WORK TO COMPLETE |
Number of lines with "optimizer" in the data: give that figure by itself.

RAW DATA |
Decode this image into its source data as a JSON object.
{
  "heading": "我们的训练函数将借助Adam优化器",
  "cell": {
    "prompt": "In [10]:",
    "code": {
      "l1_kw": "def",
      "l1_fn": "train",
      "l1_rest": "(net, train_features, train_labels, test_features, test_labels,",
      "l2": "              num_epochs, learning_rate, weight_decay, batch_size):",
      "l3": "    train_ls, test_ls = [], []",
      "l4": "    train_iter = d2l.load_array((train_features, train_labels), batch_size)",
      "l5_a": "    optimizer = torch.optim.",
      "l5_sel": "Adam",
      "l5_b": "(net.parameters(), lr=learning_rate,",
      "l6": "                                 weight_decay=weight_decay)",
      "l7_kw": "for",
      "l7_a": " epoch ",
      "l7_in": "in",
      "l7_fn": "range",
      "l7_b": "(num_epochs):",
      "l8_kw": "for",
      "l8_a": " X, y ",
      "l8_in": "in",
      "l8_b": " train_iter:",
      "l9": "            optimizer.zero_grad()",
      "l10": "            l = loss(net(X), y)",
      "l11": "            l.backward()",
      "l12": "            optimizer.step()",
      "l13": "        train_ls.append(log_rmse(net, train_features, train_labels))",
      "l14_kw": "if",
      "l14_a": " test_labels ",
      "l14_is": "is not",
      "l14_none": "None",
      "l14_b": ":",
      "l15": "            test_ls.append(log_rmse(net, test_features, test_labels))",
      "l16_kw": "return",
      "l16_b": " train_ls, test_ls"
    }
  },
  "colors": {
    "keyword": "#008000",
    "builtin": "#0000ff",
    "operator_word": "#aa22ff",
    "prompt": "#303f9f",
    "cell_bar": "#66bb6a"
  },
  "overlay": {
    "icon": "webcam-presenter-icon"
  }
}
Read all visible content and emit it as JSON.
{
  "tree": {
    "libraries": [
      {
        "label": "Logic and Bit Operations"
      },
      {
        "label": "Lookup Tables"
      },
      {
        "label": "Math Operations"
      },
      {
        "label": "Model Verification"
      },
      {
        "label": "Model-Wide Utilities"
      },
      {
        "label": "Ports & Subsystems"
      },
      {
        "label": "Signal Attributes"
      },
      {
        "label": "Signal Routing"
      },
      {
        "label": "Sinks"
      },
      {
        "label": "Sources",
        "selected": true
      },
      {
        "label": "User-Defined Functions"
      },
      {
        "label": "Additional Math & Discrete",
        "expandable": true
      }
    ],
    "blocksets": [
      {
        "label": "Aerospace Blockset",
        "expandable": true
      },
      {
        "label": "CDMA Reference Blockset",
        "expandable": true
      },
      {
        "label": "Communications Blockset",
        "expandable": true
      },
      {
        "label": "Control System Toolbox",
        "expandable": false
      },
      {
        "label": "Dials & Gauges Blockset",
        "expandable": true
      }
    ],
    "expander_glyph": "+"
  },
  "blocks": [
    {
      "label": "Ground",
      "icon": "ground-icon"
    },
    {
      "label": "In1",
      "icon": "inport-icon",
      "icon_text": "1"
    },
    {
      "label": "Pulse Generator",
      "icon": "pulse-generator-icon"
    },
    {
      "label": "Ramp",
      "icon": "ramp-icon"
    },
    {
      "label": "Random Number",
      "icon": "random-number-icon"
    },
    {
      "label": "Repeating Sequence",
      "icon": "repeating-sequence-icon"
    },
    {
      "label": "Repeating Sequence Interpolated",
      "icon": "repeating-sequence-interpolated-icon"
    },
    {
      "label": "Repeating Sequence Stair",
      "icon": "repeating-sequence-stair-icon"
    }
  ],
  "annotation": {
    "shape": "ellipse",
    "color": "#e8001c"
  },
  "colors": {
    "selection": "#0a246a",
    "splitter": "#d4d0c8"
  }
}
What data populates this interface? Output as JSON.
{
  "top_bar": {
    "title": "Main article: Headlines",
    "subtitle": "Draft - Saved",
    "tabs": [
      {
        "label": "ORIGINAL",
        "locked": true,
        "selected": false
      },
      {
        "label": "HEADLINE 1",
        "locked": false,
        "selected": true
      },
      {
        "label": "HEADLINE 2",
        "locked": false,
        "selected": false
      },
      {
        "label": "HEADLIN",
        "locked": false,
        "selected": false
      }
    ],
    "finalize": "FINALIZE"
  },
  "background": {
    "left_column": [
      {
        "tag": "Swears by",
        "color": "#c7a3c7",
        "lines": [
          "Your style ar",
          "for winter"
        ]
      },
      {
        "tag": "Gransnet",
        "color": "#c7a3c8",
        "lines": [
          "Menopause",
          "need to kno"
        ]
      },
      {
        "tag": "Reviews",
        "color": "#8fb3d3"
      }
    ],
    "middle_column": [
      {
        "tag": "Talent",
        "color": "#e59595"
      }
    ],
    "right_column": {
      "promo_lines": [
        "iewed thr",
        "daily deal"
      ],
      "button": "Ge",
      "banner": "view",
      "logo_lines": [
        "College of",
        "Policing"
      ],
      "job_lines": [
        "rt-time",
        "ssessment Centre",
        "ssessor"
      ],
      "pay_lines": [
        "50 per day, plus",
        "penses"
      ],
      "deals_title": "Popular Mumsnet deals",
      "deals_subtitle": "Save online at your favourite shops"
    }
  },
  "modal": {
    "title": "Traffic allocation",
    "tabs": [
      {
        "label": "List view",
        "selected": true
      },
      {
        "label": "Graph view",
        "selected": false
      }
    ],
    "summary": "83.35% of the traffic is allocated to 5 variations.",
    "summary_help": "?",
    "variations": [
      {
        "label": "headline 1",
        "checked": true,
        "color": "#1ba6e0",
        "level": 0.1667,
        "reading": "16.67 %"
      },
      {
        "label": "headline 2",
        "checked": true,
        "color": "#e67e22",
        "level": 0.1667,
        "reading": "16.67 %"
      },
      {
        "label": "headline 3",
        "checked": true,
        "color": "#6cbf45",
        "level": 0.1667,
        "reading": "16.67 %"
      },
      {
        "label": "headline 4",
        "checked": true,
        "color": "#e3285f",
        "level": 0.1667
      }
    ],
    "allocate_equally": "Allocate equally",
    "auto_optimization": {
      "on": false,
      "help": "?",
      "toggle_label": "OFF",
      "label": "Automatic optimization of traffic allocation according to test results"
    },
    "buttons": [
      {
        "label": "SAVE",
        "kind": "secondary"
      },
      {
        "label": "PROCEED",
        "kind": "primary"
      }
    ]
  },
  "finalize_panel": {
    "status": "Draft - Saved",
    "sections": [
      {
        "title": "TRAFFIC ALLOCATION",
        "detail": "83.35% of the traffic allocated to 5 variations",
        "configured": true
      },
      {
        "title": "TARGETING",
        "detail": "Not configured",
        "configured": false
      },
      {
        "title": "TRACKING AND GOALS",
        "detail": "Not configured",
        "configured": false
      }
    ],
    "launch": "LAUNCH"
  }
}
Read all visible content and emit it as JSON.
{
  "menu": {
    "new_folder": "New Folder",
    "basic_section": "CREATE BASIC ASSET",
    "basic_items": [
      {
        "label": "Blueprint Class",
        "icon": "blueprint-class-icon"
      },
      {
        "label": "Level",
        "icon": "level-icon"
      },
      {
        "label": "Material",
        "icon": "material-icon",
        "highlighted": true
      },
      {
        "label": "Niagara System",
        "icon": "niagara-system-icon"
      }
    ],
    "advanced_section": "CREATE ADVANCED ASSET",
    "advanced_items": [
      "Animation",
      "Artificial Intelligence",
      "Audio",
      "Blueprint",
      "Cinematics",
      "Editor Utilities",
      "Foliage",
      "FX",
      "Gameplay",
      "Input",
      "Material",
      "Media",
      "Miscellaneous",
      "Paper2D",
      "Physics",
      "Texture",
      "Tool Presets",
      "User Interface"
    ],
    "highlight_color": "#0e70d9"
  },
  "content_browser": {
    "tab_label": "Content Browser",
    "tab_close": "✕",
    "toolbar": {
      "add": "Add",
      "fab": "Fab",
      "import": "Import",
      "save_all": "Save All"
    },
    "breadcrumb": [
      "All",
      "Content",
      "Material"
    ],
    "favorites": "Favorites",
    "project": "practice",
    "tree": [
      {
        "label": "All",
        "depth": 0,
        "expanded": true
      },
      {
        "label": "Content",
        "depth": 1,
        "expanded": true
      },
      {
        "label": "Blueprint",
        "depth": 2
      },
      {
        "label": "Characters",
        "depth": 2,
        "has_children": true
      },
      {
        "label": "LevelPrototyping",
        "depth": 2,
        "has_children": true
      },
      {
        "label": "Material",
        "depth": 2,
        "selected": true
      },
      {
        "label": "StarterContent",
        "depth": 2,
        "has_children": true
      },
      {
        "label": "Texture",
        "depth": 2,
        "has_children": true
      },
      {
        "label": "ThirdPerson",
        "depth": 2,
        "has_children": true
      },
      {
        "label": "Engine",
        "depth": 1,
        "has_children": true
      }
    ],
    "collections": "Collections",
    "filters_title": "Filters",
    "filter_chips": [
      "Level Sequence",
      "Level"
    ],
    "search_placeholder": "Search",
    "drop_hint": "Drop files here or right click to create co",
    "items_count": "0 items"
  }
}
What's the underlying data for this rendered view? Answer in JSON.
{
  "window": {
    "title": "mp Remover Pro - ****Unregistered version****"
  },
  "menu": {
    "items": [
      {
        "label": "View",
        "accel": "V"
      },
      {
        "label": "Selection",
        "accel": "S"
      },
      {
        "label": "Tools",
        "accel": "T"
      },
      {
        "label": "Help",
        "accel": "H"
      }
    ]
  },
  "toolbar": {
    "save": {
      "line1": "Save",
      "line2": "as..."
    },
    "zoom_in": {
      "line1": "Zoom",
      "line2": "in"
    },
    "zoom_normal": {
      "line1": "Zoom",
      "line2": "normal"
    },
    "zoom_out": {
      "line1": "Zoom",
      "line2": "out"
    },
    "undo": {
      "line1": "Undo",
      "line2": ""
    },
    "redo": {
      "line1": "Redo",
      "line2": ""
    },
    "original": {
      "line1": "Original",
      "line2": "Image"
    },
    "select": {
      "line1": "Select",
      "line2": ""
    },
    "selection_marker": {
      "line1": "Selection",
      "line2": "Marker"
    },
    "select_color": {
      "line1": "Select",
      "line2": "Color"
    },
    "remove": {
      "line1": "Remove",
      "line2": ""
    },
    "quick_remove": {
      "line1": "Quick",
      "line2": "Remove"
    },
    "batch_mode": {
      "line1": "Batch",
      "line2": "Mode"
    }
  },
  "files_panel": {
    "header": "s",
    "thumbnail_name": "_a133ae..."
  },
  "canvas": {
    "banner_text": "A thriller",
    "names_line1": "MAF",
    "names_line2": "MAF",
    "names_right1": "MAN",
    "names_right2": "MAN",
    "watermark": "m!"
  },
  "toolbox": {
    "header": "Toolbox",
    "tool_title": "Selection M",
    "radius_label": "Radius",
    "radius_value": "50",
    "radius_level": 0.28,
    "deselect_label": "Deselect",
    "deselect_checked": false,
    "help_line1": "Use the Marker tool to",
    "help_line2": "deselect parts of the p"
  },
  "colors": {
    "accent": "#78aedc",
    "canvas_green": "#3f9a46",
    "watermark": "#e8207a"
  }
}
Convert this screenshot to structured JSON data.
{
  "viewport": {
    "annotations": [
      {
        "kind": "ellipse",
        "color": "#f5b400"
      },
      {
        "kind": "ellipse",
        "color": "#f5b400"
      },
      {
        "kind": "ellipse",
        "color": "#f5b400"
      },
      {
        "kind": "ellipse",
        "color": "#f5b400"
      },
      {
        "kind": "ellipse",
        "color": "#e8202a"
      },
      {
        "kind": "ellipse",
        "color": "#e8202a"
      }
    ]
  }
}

WRITTEN ANSWER |
3